A record that’s particularly inspired me is The Cecil Lloyd group - I Cover the Waterfront. It's a very forgotten, overlooked record. It came out in 1962. Really interestingly, it was produced by Clement ‘Coxsone’ Dodd, who was the person who founded Studio One and the most prolific dub producer ever. But really interestingly, this was before he started Studio One, and it's a jazz record. There's a lot of people who don't see the connection between jazz and dub, but a lot of these people like Don Drummond and Roland Alphonso went on to be in groups like The Skatalites and played in various SKA bands, but this was their background. This is where they came from. So, I find it really interesting that somebody like Clement ‘Coxsone’ Dodd, who was the foundation for so much of what came out of Jamaica across those decades, he started with jazz, and that was the foundation of where it all began for him. You know, when I got this record, it really inspired me and made that connection that I was very happy to see. So yeah, Port-O-Jam Records. This is a rare one, actually. But really beautiful. It's in very good condition too. Beautiful, beautiful record.

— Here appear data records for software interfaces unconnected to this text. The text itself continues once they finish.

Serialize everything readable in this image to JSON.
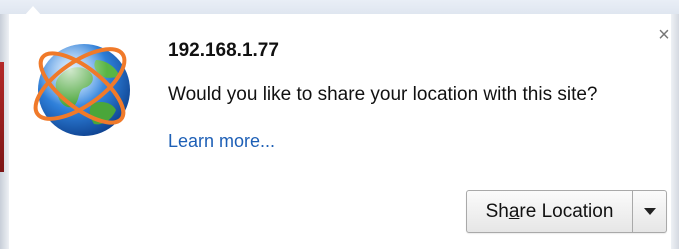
{
  "infobar": {
    "host": "192.168.1.77",
    "question": "Would you like to share your location with this site?",
    "learn_more": "Learn more...",
    "close_glyph": "×",
    "share_button": {
      "label_prefix": "Sh",
      "label_underlined": "a",
      "label_suffix": "re Location"
    },
    "globe_icon": "location-globe-icon",
    "dropdown_icon": "chevron-down-icon"
  },
  "colors": {
    "link": "#1d5fb6",
    "orbit": "#f07a2a",
    "ocean": "#2d7ed8",
    "land": "#4aa63a"
  }
}
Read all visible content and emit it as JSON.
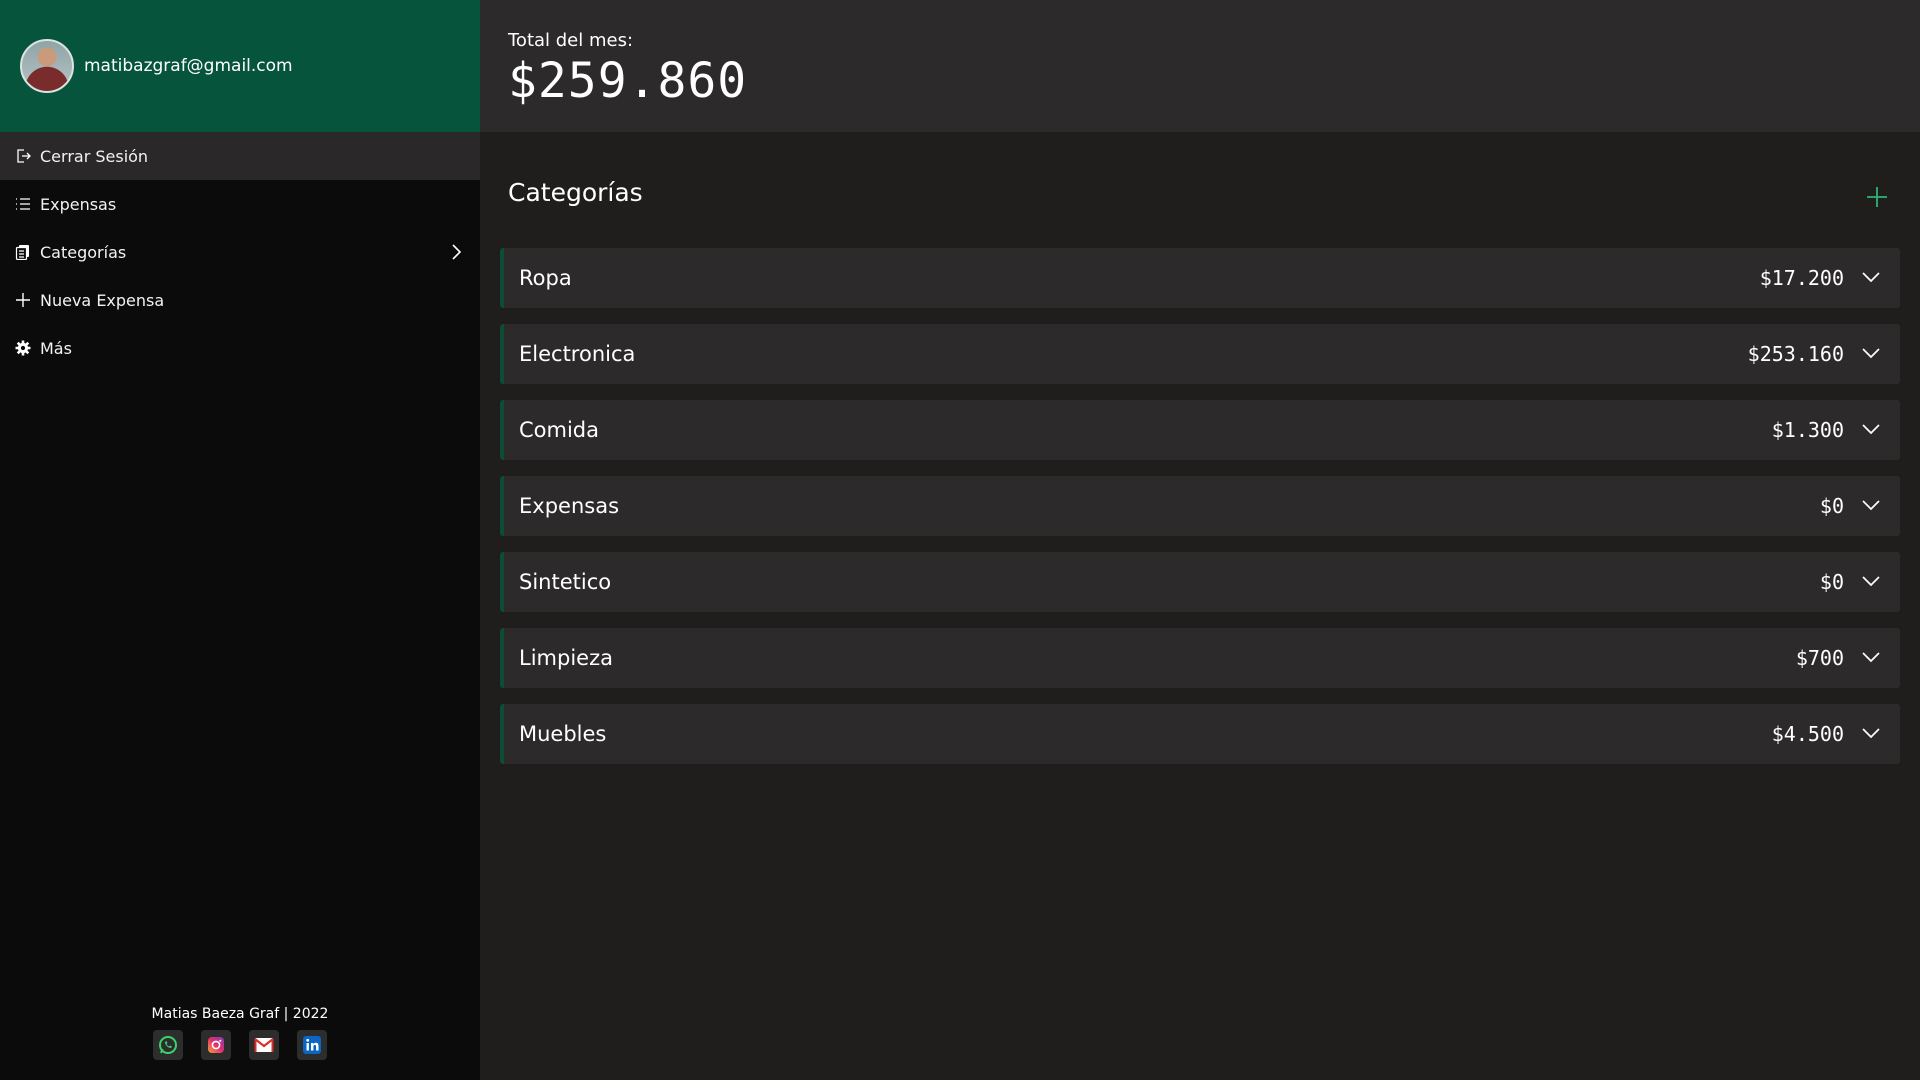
{
  "profile": {
    "email": "matibazgraf@gmail.com",
    "avatar_icon": "user-photo"
  },
  "sidebar": {
    "items": [
      {
        "label": "Cerrar Sesión",
        "icon": "logout-icon",
        "active": true
      },
      {
        "label": "Expensas",
        "icon": "list-icon",
        "active": false
      },
      {
        "label": "Categorías",
        "icon": "document-icon",
        "active": false,
        "has_chevron": true
      },
      {
        "label": "Nueva Expensa",
        "icon": "plus-icon",
        "active": false
      },
      {
        "label": "Más",
        "icon": "gear-icon",
        "active": false
      }
    ],
    "footer_text": "Matias Baeza Graf | 2022",
    "socials": [
      "whatsapp-icon",
      "instagram-icon",
      "gmail-icon",
      "linkedin-icon"
    ]
  },
  "header": {
    "total_label": "Total del mes:",
    "total_value": "$259.860"
  },
  "main": {
    "section_title": "Categorías",
    "categories": [
      {
        "name": "Ropa",
        "amount": "$17.200"
      },
      {
        "name": "Electronica",
        "amount": "$253.160"
      },
      {
        "name": "Comida",
        "amount": "$1.300"
      },
      {
        "name": "Expensas",
        "amount": "$0"
      },
      {
        "name": "Sintetico",
        "amount": "$0"
      },
      {
        "name": "Limpieza",
        "amount": "$700"
      },
      {
        "name": "Muebles",
        "amount": "$4.500"
      }
    ]
  },
  "colors": {
    "profile_bg": "#07543d",
    "accent": "#2bb673",
    "sidebar_bg": "#0b0b0b",
    "main_bg": "#201e1d",
    "row_bg": "#2c2a2a"
  }
}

What's your go-to Sunday morning record?
You know, it's funny, because I've got a few Hugh Mundell records here. There's a fourth one, but I don't know where it's gone. It's definitely somewhere but this one, I mean, funnily enough, it's called Arise. There's a song on this called Arise and Shine, which is the ultimate morning tune. One of those really uplifting tracks. That makes you want to start your day with good energy. He's a very special person, he started making music at the age of 14, and very sadly, was shot dead at the age of 21, but produced five studio albums in that time. This was the final record that he actually recorded in 1983. A lot of people don't know about this, because it only came out five years after his death. Very interestingly, it was produced by Dennis Bovell, who was in Matumbi and produced the Babylon soundtrack, which is over there. He was really important when it came to UK dub. So, when I found out that Dennis Bovell had produced Hugh Mundell, that was a link that I thought was absolutely amazing that made the connection between the Jamaican roots artists, and the British lovers rock scene.